|Book Details :|
This textbook represents the Finite Element Analysis lecture course given to students in the third year at the Department of Engineering Sciences (now F.I.L.S.), English Stream, University Politehnica of Bucharest, since 1992.
It grew in time along with a course taught in Romanian to students in the Faculty of Transports, helped by the emergence of microcomputer networks and integration of the object into mechanical engineering curricula.
The syllabus of the 28-hour course, supplemented by 28-hour tutorial and lab. classes, was structured along the NAFEMS recommendations published in the October 1988 issue of BENCHmark.
The course represents only an introduction to the finite element analysis, for which we wrote simple stand-alone single-element programs to assist students in solving problems as homework.
It is followed by an advanced course in the fourth year at F.I.L.S., called Computational Structural Mechanics, where students are supposed to use commercial programs.
In designing the course, our aim was to produce students capable of:
(a) understanding the theoretical background, (b) appreciating the structure of finite element programs for potential amendment and development, (c) running packages and assessing their limitations, (d) taking a detached view in checking output, and (e) understanding failure messages and finding ways of rectifying the errors.
The course syllabus was restricted to 2D linear elastic structural problems. It has been found advantageous to divide the finite element analysis into two parts.
Firstly, the assembly process without any approximations (illustrated by frameworks) followed by the true finite element process which involves approximations.
This is achieved starting with trusses, then with beams and plane frames, and progressively dealing with membrane and plate-bending elements. Solid elements and shells are not treated. Our objective was to ensure that students have achieved:
(a) a familiarity in working with matrix methods and developing stiffness matrices, (b) an understanding of global versus local coordinate systems, (c) the abilty to use the minimum potential energy theorem and virtual work equations,
(d) the mapping from isoparametric space to real geometrics and the need for numerical integration, (e) an insight in numerical techniques for linear equation solving (Gauss elimination, frontal solvers etc), and (f) the use of equilibrium, compatibility, stress/strain relations and boundary conditions.

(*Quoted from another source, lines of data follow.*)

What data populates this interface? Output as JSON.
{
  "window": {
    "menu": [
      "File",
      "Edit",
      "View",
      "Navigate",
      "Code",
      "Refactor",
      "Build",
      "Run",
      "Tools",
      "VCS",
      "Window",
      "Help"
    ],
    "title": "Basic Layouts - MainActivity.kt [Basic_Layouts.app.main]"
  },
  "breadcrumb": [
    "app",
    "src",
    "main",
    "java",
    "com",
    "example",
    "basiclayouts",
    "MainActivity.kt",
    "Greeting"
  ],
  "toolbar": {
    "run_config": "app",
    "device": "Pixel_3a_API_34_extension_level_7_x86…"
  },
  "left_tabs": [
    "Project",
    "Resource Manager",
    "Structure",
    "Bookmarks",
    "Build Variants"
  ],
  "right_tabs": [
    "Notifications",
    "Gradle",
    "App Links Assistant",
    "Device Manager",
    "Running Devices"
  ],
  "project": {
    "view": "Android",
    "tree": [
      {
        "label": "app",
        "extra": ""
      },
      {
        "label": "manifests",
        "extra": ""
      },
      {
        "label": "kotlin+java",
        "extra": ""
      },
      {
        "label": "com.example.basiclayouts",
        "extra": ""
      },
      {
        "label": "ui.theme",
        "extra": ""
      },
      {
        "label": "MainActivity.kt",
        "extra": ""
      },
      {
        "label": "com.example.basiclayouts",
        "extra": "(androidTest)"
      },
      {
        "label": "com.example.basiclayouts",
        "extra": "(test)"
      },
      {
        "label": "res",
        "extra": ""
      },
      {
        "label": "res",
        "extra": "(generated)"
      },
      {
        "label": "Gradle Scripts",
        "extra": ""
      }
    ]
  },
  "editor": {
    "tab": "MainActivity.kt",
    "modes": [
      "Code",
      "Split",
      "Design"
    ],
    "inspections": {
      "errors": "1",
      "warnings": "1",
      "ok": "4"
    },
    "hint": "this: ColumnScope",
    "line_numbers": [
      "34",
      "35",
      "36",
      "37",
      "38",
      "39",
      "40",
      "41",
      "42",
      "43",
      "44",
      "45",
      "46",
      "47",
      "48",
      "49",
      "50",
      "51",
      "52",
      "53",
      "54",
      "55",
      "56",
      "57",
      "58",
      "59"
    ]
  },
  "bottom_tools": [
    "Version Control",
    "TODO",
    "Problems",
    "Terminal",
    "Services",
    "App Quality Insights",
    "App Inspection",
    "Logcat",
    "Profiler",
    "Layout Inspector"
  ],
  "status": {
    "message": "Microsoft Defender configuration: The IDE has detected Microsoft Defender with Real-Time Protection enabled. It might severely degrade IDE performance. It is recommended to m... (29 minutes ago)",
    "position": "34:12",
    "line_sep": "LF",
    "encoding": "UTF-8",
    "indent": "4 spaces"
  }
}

As a course taught for non-native speakers, it has been considered useful to reproduce as language patterns some sentences from English texts.